No gurgling, and this bedroom actually is the only finished space in my basement. When I click the zone valve lever to manual, the furnace ignites, and the circulator starts pushing hot water to the bedroom. The copper ONLY goes to the bedroom, then returns to the furnace in almost the same route.I have a forced hot water boiler in my house , as well as in a bunch of my rental properties . Im also a builder also and years ago putting in hot water heating systems was the norm. Not anymore though. For the last 20 years its been forced hot air with AC . Im not a plumber but have had to deal with no heat issues enough and fix them myself to save on repair bills.
2 Questions --- Do you hear gurgling in your baseboard heat when the heat is on or when you have the zone turned on manually ? Is your bedroom the 1st room in your basement that the heat zone goes to from the boiler or is it the last room before the heat line returns to the boiler ? I would think there is more than one room finished in your lower level. If your bedroom is the last room before the heat line returns to the boiler and the 1st room is getting heat , but it gets cold by the time it gets to your bedroom , I think you have an air pocket in your heat line. Your zone needs to be purged to get the air pocket out of the line. If you dont know how to do that , let me know. Its fairly simple , but can be tricky. I would want to see a picture of your zone valve assembly. There should be a ball valve with a lever on every return line back to the boiler as well as a spigot. You shut off all the zones at the ball valves except for the one you want to purge. You need a 5 gal bucket and a small hose just long enough to reach the bottom of the bucket. Turn on the spigot about half way to fill the bucket a couple inches then turn it up full. If you are getting spurts of water and sputtering , you know you are on the right track. The tricky part is to watch the pressure gauge on the boiler. You need to manually hold the feed lever to keep putting water in the boiler as you are taking it out of the zone spigot. Keep doing this until you get a full constant flow out of the hose. It might take 10-15 gal of water depending on how long of a run the zone is.
If the entire heat zone is cold with no heat , I think its the motor on your Honeywell zone valve. Very easy fix to replace the motor. All of mine have been Taco zone valves. I just had to make sure I hooked the thermostat lines back in the same places. The wires on a Honeywell zone valve are different but the same principles apply. Hook the wires to the same locations on the new one as to where they are on the old one. Take a picture of them before you start unhooking stuff. Here is a youtube vid on how to replace the motor

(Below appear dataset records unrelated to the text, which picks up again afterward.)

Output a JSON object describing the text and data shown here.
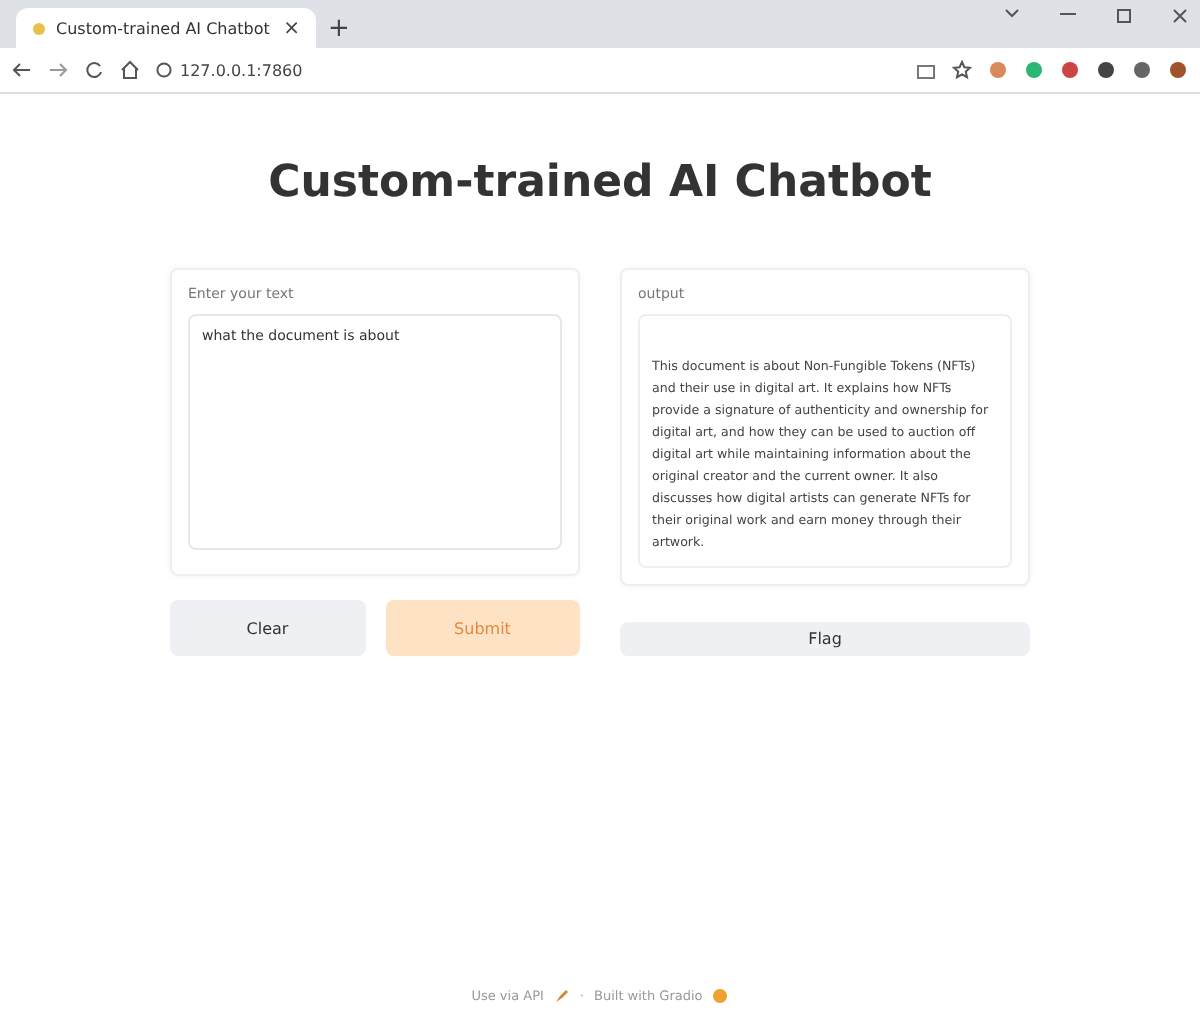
{
  "browser": {
    "tab_title": "Custom-trained AI Chatbot",
    "tab_close": "×",
    "new_tab": "+",
    "url": "127.0.0.1:7860"
  },
  "page": {
    "title": "Custom-trained AI Chatbot"
  },
  "input_panel": {
    "label": "Enter your text",
    "value": "what the document is about"
  },
  "buttons": [
    {
      "label": "Clear",
      "kind": "secondary"
    },
    {
      "label": "Submit",
      "kind": "primary"
    }
  ],
  "output_panel": {
    "label": "output",
    "text": "This document is about Non-Fungible Tokens (NFTs) and their use in digital art. It explains how NFTs provide a signature of authenticity and ownership for digital art, and how they can be used to auction off digital art while maintaining information about the original creator and the current owner. It also discusses how digital artists can generate NFTs for their original work and earn money through their artwork."
  },
  "flag_button": {
    "label": "Flag"
  },
  "footer": {
    "api_link": "Use via API",
    "separator": "·",
    "built_with": "Built with Gradio"
  }
}
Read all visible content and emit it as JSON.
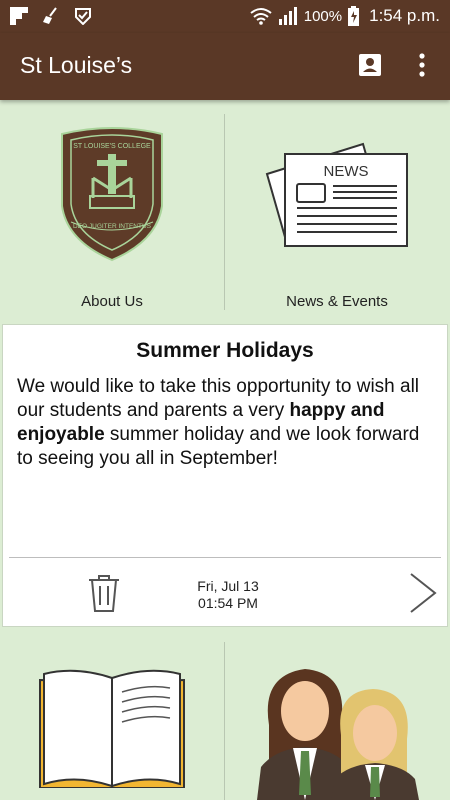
{
  "status": {
    "battery": "100%",
    "time": "1:54 p.m."
  },
  "app_bar": {
    "title": "St Louise’s",
    "contact_icon": "contact-card-icon",
    "menu_icon": "more-vert-icon"
  },
  "tiles_top": [
    {
      "label": "About Us",
      "icon": "school-crest-icon"
    },
    {
      "label": "News & Events",
      "icon": "newspaper-icon"
    }
  ],
  "crest": {
    "ring_text": "ST LOUISE'S COLLEGE",
    "motto": "DEO JUGITER INTENTUS"
  },
  "newspaper": {
    "masthead": "NEWS"
  },
  "notice": {
    "title": "Summer Holidays",
    "body_part1": "We would like to take this opportunity to wish all our students and parents a very ",
    "body_bold": "happy and enjoyable",
    "body_part2": " summer holiday and we look forward to seeing you all in September!",
    "date": "Fri, Jul 13",
    "time": "01:54 PM"
  },
  "tiles_bottom": [
    {
      "icon": "open-book-icon"
    },
    {
      "icon": "students-icon"
    }
  ],
  "colors": {
    "app_bar": "#5a3826",
    "background": "#dcedd3",
    "crest": "#5e3b28",
    "crest_accent": "#a9d49a"
  }
}
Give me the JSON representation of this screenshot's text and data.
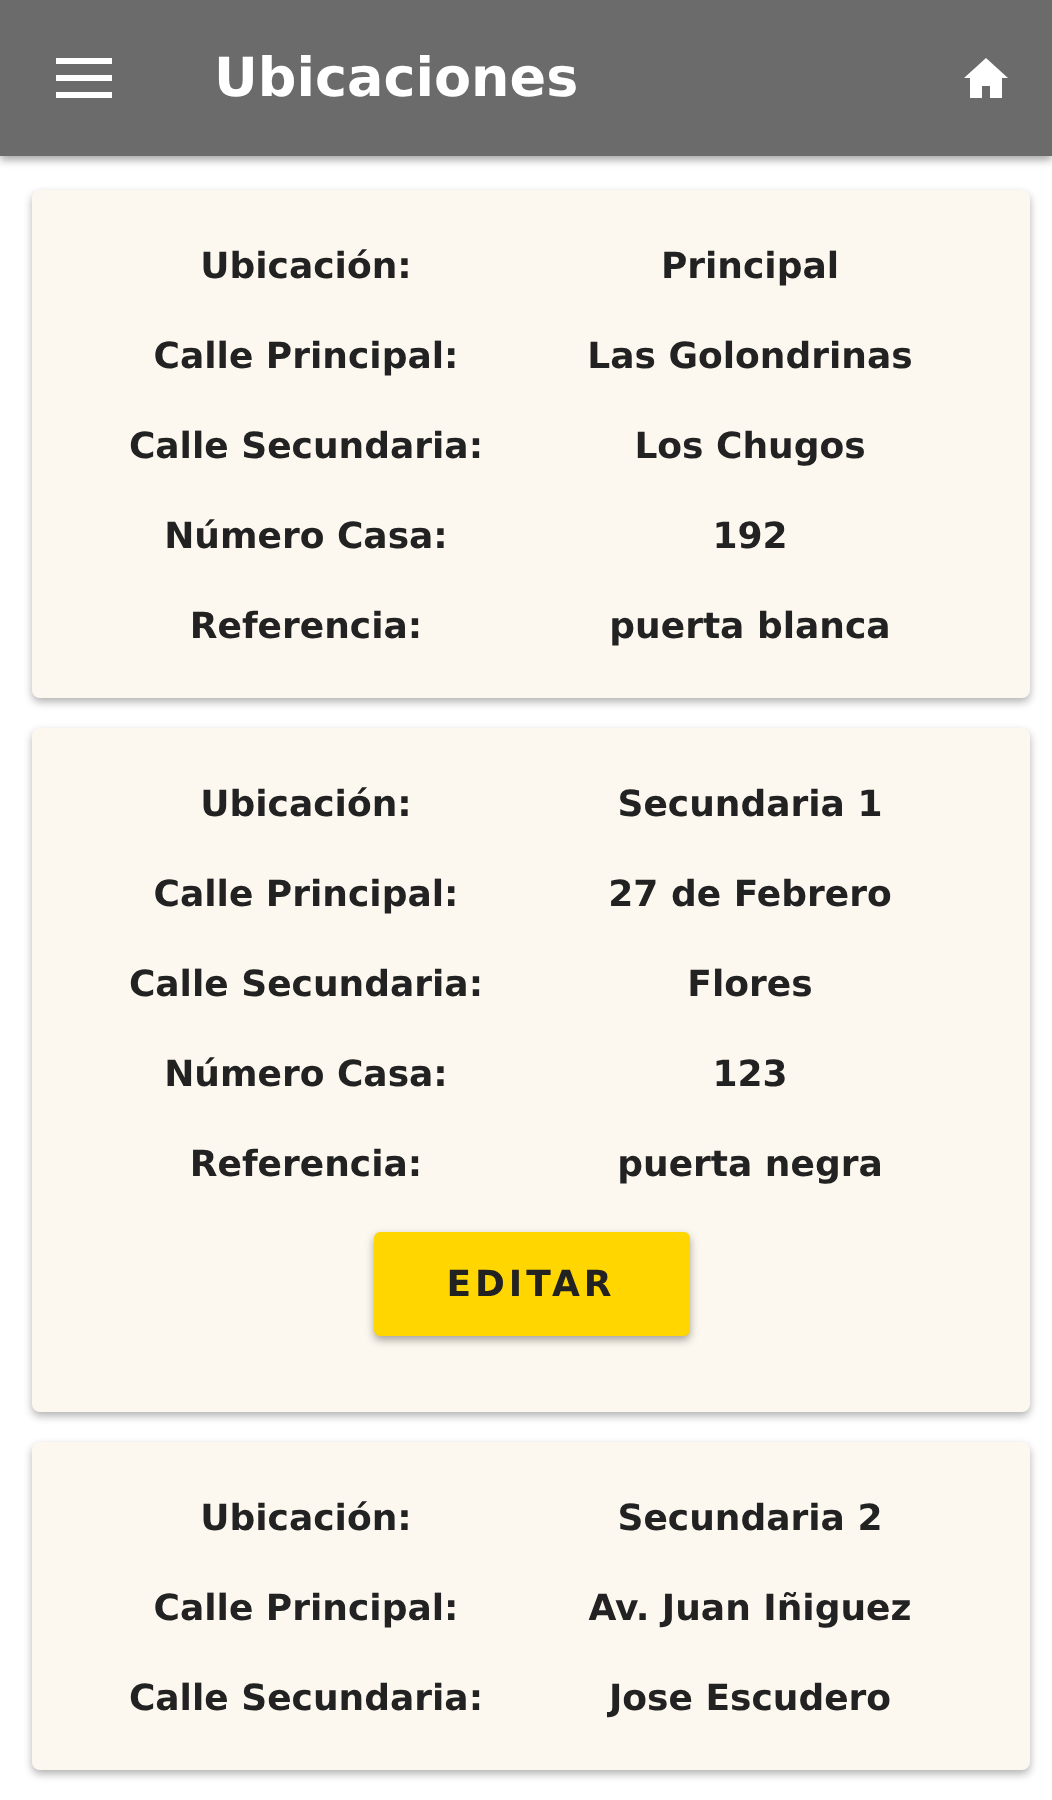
{
  "header": {
    "title": "Ubicaciones"
  },
  "cards": [
    {
      "fields": [
        {
          "label": "Ubicación:",
          "value": "Principal"
        },
        {
          "label": "Calle Principal:",
          "value": "Las Golondrinas"
        },
        {
          "label": "Calle Secundaria:",
          "value": "Los Chugos"
        },
        {
          "label": "Número Casa:",
          "value": "192"
        },
        {
          "label": "Referencia:",
          "value": "puerta blanca"
        }
      ]
    },
    {
      "fields": [
        {
          "label": "Ubicación:",
          "value": "Secundaria 1"
        },
        {
          "label": "Calle Principal:",
          "value": "27 de Febrero"
        },
        {
          "label": "Calle Secundaria:",
          "value": "Flores"
        },
        {
          "label": "Número Casa:",
          "value": "123"
        },
        {
          "label": "Referencia:",
          "value": "puerta negra"
        }
      ],
      "button": "EDITAR"
    },
    {
      "fields": [
        {
          "label": "Ubicación:",
          "value": "Secundaria 2"
        },
        {
          "label": "Calle Principal:",
          "value": "Av. Juan Iñiguez"
        },
        {
          "label": "Calle Secundaria:",
          "value": "Jose Escudero"
        }
      ]
    }
  ]
}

Of the 25 or more times I have had to deal with this over the years , twice it was the zone valve motor , once it was the valve itself and had to solder on a new one , once it was the pressure valve on the feed line that added water to the boiler when needed. I know its not this one because your upstairs zones are working fine.
All the rest of the times it was air pockets in the heat line. Its very common to get air pockets when the heat has been off and your lines haven't been used all summer.
Oh man you went about it all wrong ! When you get it fixed turn the heat up full blast ! You want the wifey to shed clothes off ! Not put on winter parkas and hide in igloo sleeping bags ! LOL
Sounds more and more like the zone valve "pop top" as you are suspecting. I am betting the end switch on it has gone bad.No gurgling, and this bedroom actually is the only finished space in my basement. When I click the zone valve lever to manual, the furnace ignites, and the circulator starts pushing hot water to the bedroom. The copper ONLY goes to the bedroom, then returns to the furnace in almost the same route.
I'm fairly convinced it must be the solenoid/zone valve motor, since moving the lever manually makes it work 100% fine, until the thermostat reaches temperature. I had this theory in my head originally, but with low confidence. I'm not a plumber, didn't stay in a Holiday Inn last night, and tend to overthink things. Everyone on here has helped push my confidence up tremendously, and as soon as I know everyone has had a shower (in case I fumble somehow and have to shut the furnace down for a longer period of time) I'm going to swap the valves and see if that gets my wife to shed the bedtime snowsuit.